E. Escalate treatment when appropriate
According to the USPSTF, current evidence is insufficient to recommend pharmacotherapy in healthy individuals, despite elevated weight. However, when excess weight is complicated by health risks and if a patient does not achieve enough improvement in weight and health with counseling alone, then obesity medications (BMI ≥27) approved by the US Food and Drug Administration (FDA) or bariatric surgery referral (BMI ≥35) should be considered. Medications and surgery lead to more weight loss and health improvements than behavioral counseling alone. In patients with type 2 diabetes mellitus (T2D), obesity medications combined with counseling improves hemoglobin A1c by 0.5% to 1.6%—as much improvement as with many FDA-approved diabetes medications; for patients at risk of T2D, medications decrease the risk for progression to T2D by as much as 40% to 80% over 2 to 4 years.
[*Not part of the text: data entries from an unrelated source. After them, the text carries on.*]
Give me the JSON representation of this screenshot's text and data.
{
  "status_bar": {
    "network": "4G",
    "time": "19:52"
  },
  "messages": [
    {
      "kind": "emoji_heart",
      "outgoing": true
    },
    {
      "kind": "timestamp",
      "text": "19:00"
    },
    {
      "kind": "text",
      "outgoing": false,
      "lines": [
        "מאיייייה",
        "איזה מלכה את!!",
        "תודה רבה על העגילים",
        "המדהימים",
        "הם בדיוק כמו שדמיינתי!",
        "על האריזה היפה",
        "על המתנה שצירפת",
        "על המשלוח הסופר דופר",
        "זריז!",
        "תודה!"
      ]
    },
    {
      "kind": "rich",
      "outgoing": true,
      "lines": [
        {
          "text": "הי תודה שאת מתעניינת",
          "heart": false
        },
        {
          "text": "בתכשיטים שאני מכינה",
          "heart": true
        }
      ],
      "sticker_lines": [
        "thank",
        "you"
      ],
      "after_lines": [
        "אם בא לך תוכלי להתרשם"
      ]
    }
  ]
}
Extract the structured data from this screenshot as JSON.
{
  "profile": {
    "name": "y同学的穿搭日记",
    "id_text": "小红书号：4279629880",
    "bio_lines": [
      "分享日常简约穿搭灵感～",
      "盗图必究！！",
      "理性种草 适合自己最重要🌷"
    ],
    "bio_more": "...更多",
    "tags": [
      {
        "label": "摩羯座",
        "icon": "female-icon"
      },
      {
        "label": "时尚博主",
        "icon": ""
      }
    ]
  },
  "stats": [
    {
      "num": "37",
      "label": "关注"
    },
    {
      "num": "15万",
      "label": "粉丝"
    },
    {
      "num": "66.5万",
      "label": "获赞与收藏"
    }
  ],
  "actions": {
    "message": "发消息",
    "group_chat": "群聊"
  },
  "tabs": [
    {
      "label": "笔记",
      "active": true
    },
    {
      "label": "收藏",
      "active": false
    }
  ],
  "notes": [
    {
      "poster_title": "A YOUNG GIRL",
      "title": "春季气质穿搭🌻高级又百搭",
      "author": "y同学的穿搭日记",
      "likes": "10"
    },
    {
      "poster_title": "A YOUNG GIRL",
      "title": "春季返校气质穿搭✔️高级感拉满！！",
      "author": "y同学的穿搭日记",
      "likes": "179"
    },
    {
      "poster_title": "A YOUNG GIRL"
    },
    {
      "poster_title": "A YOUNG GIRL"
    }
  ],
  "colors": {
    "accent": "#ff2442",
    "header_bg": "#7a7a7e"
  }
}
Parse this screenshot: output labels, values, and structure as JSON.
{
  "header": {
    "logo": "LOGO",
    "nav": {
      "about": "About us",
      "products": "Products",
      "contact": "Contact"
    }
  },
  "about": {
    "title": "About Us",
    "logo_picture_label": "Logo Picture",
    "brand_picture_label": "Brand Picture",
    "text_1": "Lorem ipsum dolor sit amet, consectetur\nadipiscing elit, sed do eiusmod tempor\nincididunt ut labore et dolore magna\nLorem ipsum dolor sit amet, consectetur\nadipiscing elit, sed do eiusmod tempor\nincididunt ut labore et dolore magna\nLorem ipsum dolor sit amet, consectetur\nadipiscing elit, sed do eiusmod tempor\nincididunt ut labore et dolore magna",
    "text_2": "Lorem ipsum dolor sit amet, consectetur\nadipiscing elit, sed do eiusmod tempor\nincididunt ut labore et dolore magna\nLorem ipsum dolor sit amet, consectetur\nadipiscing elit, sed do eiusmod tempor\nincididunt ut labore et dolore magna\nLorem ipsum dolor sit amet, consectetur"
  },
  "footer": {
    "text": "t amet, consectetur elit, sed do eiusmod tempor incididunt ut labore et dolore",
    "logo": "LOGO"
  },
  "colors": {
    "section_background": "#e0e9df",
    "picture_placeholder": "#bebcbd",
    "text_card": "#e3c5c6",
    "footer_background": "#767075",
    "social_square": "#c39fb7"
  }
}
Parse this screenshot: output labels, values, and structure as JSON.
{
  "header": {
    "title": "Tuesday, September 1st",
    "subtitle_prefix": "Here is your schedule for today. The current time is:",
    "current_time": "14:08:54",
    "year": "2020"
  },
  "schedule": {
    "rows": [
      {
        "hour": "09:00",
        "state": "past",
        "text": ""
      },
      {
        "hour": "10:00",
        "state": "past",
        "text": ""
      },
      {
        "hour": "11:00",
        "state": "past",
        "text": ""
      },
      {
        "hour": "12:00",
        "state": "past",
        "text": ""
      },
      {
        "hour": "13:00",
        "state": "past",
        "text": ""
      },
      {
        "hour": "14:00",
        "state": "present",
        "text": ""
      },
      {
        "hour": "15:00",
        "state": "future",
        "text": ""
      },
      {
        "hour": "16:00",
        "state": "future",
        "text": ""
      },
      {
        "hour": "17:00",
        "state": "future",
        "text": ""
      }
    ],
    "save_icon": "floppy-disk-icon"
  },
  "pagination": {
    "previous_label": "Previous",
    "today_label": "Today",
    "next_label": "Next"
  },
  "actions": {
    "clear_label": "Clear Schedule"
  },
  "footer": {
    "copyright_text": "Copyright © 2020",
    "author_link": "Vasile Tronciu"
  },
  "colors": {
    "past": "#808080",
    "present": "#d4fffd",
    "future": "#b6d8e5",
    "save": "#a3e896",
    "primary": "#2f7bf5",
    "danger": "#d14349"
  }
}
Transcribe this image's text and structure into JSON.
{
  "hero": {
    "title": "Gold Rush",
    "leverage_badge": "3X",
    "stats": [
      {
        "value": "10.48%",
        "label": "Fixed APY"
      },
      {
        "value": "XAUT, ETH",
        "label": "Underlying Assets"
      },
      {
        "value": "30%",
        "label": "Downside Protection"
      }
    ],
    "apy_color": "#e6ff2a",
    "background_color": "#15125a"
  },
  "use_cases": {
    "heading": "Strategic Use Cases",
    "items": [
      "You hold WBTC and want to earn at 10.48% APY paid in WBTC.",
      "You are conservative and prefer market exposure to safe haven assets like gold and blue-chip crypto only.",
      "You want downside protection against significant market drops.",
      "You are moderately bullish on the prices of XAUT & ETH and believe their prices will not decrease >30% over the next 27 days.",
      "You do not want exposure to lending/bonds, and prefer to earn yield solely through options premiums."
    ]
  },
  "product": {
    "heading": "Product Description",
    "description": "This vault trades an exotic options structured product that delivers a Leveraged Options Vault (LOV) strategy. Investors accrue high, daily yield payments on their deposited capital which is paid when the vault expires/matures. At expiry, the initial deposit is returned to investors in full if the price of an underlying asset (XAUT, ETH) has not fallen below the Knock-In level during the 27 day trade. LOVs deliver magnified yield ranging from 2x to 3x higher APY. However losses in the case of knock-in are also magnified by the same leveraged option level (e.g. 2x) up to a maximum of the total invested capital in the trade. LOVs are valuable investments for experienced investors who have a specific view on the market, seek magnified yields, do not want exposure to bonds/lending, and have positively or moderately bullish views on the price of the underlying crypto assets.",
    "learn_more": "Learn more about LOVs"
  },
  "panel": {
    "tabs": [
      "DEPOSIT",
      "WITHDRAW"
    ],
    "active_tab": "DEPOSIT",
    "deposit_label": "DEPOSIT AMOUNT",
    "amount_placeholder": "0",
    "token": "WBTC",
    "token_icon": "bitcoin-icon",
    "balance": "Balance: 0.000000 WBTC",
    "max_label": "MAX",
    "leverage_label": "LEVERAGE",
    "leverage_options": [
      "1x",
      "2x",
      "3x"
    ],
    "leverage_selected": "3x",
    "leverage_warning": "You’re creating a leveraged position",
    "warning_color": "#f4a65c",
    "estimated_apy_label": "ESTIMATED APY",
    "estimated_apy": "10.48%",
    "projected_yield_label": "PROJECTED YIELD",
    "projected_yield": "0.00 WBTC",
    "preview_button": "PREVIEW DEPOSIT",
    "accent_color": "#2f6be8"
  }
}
Bariatric surgery improves numerous comorbidities and decreases mortality.
F. Follow up regularly and leverage available resources
Obesity will not be solved in a single clinic visit, yet only 24% of 3008 patients in a recent survey reported having a follow-up appointment scheduled after an initial weight loss discussion. Clinicians should offer support and monitor weight and other metrics, such as changes in waist circumference and weight-related risk factors, as well as subjective improvements in energy, mobility, and chronic pain symptoms. Frequent counseling is essential, but clinicians need not provide this alone. When expertise or time demands exceed the clinician’s capacity, referral of patients to other practitioners or services, such as obesity medicine physicians, registered dietitians, behavioral therapists, commercial or community programs, or digital and telehealth programs, should be considered.